Last week one of our academics pointed me in the direction of some wonderful material that can be accessed from Mass Observation Online. The academic in question, Robert Snape, leads the university’s Centre for Worktown Studies, which undertakes and supports research relating to the “Worktown” photographs which were used as documentary evidence for the Mass Observation project (read my blog post from December 2017 to find out more).

Here’s what was noted about Shrove Tuesday in Westhoughton, 1933:

Heard five boys aged 12 singing on the way to school, 8.45 a.m.

“Pancake Tuesday is a very happy day

If you don’t give us holiday we’ll all run away

Eating toffee, chewing nuts

Shoving pancakes down our guts”


The observer continued that the boys discussed church attendance on Shrove Tuesday, and noted that “there were no dances in Westhoughton on Shrove Tuesday”. Two recipes were included in the observation, and a recommended flavour was lemon and sugar. In a further observation, a pancake eating game was described whereby if a pancake was not eaten by the time more had been made, there was a fine to pay!

Mass Observation Online can be accessed from the A to Z List of Databases. Pancakes can be served at any time…!

Problems accessing RefWorks from within Discover@Bolton

February 12, 2018 by

Looks like we’re having a few problems with accessing RefWorks from within Discover@Bolton: we’re seeing error messages after putting in login credentials. The problem has been reported; keep checking this blog for further updates. Apologies for any inconvenience caused.

Once upon a time…

February 5, 2018 by

While working on a presentation I’m giving to colleagues tomorrow about open access and REF 2021, I fell down something of an Internet rabbit hole looking for a nice image I could use on a slide. I spent a happy couple of minutes delighting in images of the main library at the University of Cambridge and started to wonder if in 200 years time we’d be getting this excited about ebooks. Yes, that is the way the mind of this Electronic Resources Librarian works.

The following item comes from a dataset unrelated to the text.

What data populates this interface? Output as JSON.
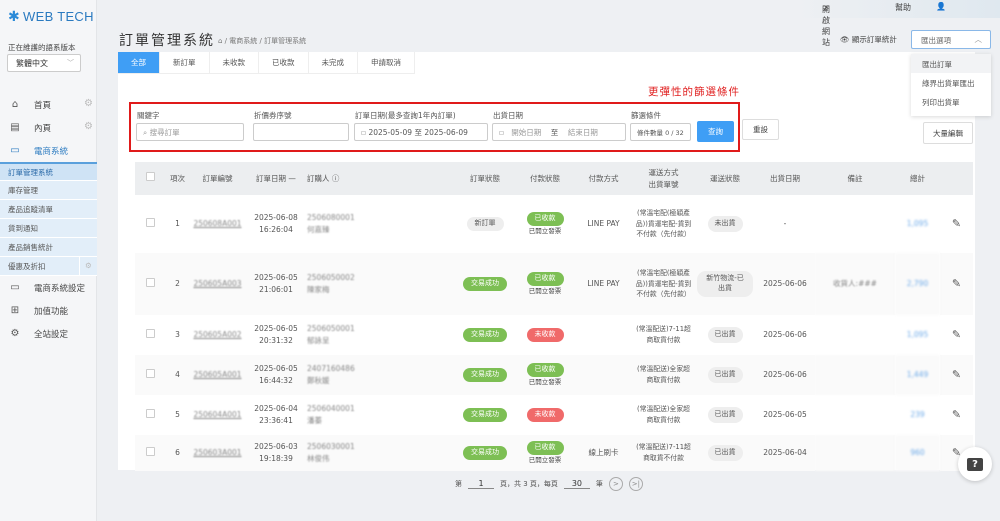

At this point, I realised that I have a gap in my knowledge (again, I am a librarian; this comes with the territory): I had no idea how, or when, electronic books became A Thing. It seems this actually not as simple to establish, but thanks to some speedy research this afternoon I know a little more. When the first ebook appeared on the scene varies from source to source – this would be a nightmare literature review in a real-life situation! – with one source telling me that the first electronic book appeared in 1993 (on CD-ROM). This seemed altogether too recent for my liking, given what I know about electronic publishing in general. A more likely origin, I suspect, is probably the establishment of Project Gutenberg, whose founder, Michael Hart, is said to have invented the ebook in 1971. In a case of “being in the right place at the right time” in a computer lab at the University of Illinois, the ebook was born. His philosophy was relatively simple: that “the greatest value created by computers but the storage, retrieval, and searching of what was stored in our libraries” It’s over 20 years old but this essay explains how it all began.